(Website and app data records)

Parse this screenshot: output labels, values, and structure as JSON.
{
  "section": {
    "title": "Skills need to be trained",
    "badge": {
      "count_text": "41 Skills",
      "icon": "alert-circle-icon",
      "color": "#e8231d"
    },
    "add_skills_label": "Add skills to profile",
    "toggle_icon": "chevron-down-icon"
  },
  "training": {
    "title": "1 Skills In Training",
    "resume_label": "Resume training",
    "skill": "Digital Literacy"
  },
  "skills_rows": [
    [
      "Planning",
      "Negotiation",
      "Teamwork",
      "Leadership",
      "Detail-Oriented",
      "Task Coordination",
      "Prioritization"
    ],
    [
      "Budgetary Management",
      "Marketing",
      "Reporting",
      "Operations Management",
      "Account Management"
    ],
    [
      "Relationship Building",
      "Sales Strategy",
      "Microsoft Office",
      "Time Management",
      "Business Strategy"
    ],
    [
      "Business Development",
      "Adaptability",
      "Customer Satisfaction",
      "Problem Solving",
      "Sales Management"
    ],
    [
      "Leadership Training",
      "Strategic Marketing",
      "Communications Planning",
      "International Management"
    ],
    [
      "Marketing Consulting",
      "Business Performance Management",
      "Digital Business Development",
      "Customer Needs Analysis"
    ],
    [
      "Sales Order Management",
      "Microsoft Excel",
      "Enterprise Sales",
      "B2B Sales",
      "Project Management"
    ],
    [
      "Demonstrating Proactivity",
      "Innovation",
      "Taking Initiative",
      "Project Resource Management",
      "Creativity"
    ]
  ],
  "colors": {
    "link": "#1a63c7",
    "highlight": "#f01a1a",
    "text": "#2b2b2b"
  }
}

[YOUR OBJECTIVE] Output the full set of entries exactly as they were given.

[SOLUTION TO THE PROBLEM]
Parse this screenshot: output labels, values, and structure as JSON.
{
  "section": {
    "title": "Skills need to be trained",
    "badge": {
      "count_text": "41 Skills",
      "icon": "alert-circle-icon",
      "color": "#e8231d"
    },
    "add_skills_label": "Add skills to profile",
    "toggle_icon": "chevron-down-icon"
  },
  "training": {
    "title": "1 Skills In Training",
    "resume_label": "Resume training",
    "skill": "Digital Literacy"
  },
  "skills_rows": [
    [
      "Planning",
      "Negotiation",
      "Teamwork",
      "Leadership",
      "Detail-Oriented",
      "Task Coordination",
      "Prioritization"
    ],
    [
      "Budgetary Management",
      "Marketing",
      "Reporting",
      "Operations Management",
      "Account Management"
    ],
    [
      "Relationship Building",
      "Sales Strategy",
      "Microsoft Office",
      "Time Management",
      "Business Strategy"
    ],
    [
      "Business Development",
      "Adaptability",
      "Customer Satisfaction",
      "Problem Solving",
      "Sales Management"
    ],
    [
      "Leadership Training",
      "Strategic Marketing",
      "Communications Planning",
      "International Management"
    ],
    [
      "Marketing Consulting",
      "Business Performance Management",
      "Digital Business Development",
      "Customer Needs Analysis"
    ],
    [
      "Sales Order Management",
      "Microsoft Excel",
      "Enterprise Sales",
      "B2B Sales",
      "Project Management"
    ],
    [
      "Demonstrating Proactivity",
      "Innovation",
      "Taking Initiative",
      "Project Resource Management",
      "Creativity"
    ]
  ],
  "colors": {
    "link": "#1a63c7",
    "highlight": "#f01a1a",
    "text": "#2b2b2b"
  }
}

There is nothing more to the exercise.